The wars in Ionia and Greece, from the expedition against Naxos to the battle of Marathon, fall within a period of ten years, 499-490 B. C. The chronology which suits H.'s narrative best is Stein's from whom Abbott (Exc. xiii) varies only as to the first years.
|499.||Spring. Expedition to Naxos. Four months' siege (v. 31-4).|
|Autumn. Revolt of Aristagoras. Deposition of the tyrants (v. 36-8).|
|Winter. Aristagoras seeks help at Sparta and Athens (v. 38, 97).|
|498.||Burning of Sardis. Battle of Ephesus (v. 99-102). Defection of Athens (v. 103).|
|Spread of the revolt to Byzantium, Caria, and Cyprus.|

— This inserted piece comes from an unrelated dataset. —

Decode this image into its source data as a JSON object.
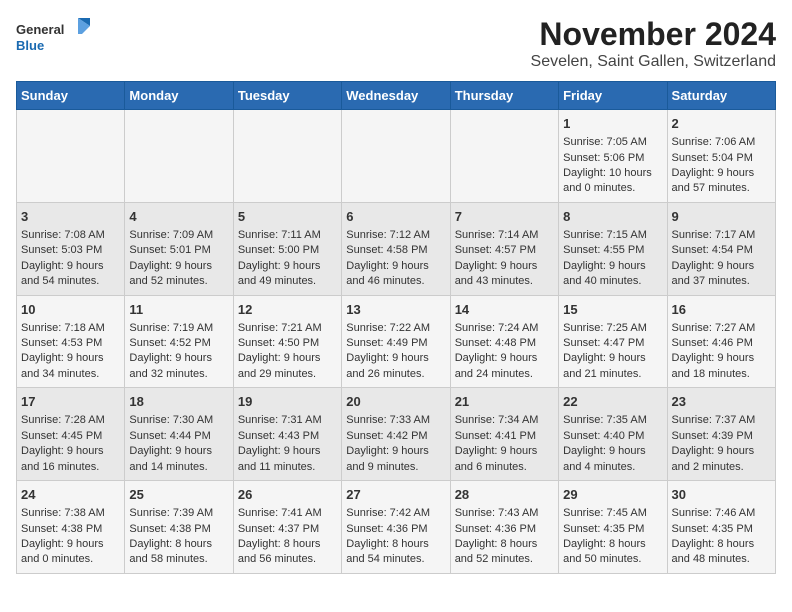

|497.||Persian successes in Cyprus and Asia Minor (v. 108-123). Flight and death of Aristagoras (v. 124-6; Thuc. iv. 102). Histiaeus comes down from Susa (v. 107, 108, vi. 1).|

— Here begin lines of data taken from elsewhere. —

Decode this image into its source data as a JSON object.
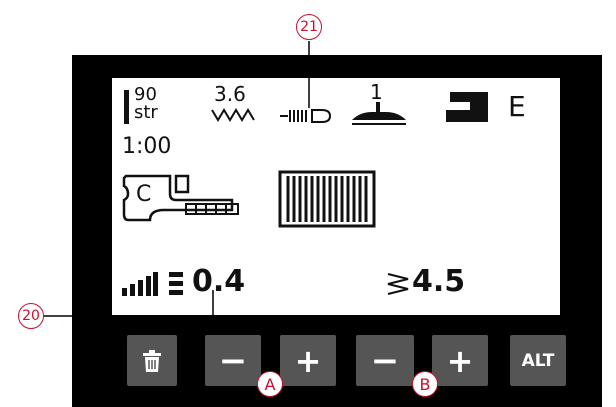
{
  "callouts": {
    "c21": "21",
    "c20": "20",
    "a": "A",
    "b": "B"
  },
  "display": {
    "needle_top": "90",
    "needle_bottom": "str",
    "stitch_width": "3.6",
    "presser_foot_number": "1",
    "foot_letter": "E",
    "time": "1:00",
    "foot_code": "C",
    "stitch_length_value": "0.4",
    "stitch_width_value": "4.5"
  },
  "buttons": {
    "minus_a": "−",
    "plus_a": "+",
    "minus_b": "−",
    "plus_b": "+",
    "alt": "ALT"
  },
  "colors": {
    "callout": "#c8102e",
    "panel": "#000000",
    "button": "#555555"
  }
}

|496.||Battle of Lade. Siege of Miletus begins (vi. 6 f.).|
|495.||Second year of the siege.|
|494.||Fall of Miletus (vi. 18 f.). Subjugation of Caria.|
|493.||Death of Histiaeus (vi. 28-30). Reduction of the islands (vi. 31-3). The ordinances of Artaphrenes (vi. 42).|
|492.||Mardonius' expedition and disaster off Mount Athos (vi. 43-5).|
|491.||Subjugation of Thasos. Preparations for another invasion. The sending of the heralds (vi. 46, 48 f.).|
|490.||The expedition of Datis, and the battle of Marathon (vi. 94 f.).|
Καύκασα must have been a harbour on the south-east coast of Chios (34) near Phanae (Strabo, p. 645; Liv. xxxvi. 43).
τούτῳ τῷ στόλῳ. Naxos was ruined by the next expedition (vi. 96). θαλαμίης: a port-hole in the lowest row. διελόντας ... κατὰ τοῦτο, ‘dividing him in this way.’ The body was not really divided, but might be so spoken of, being half within and half without the ship. Stein διέλκοντας.
This story of the treachery of Megabates is very improbable. That a Persian of the blood royal should by treachery ruin a project expressly sanctioned by Darius, and to punish the insolence of a Greek tyrant risk disgrace for himself, is unlikely; that he should remain thereafter in high favour (32 n.), hardly credible. Nor are the Naxians, with the fate of Samos, Chios, Lesbos, and Lemnos before their eyes, likely to have been guileless enough to have no suspicions of the great armada gathered against them.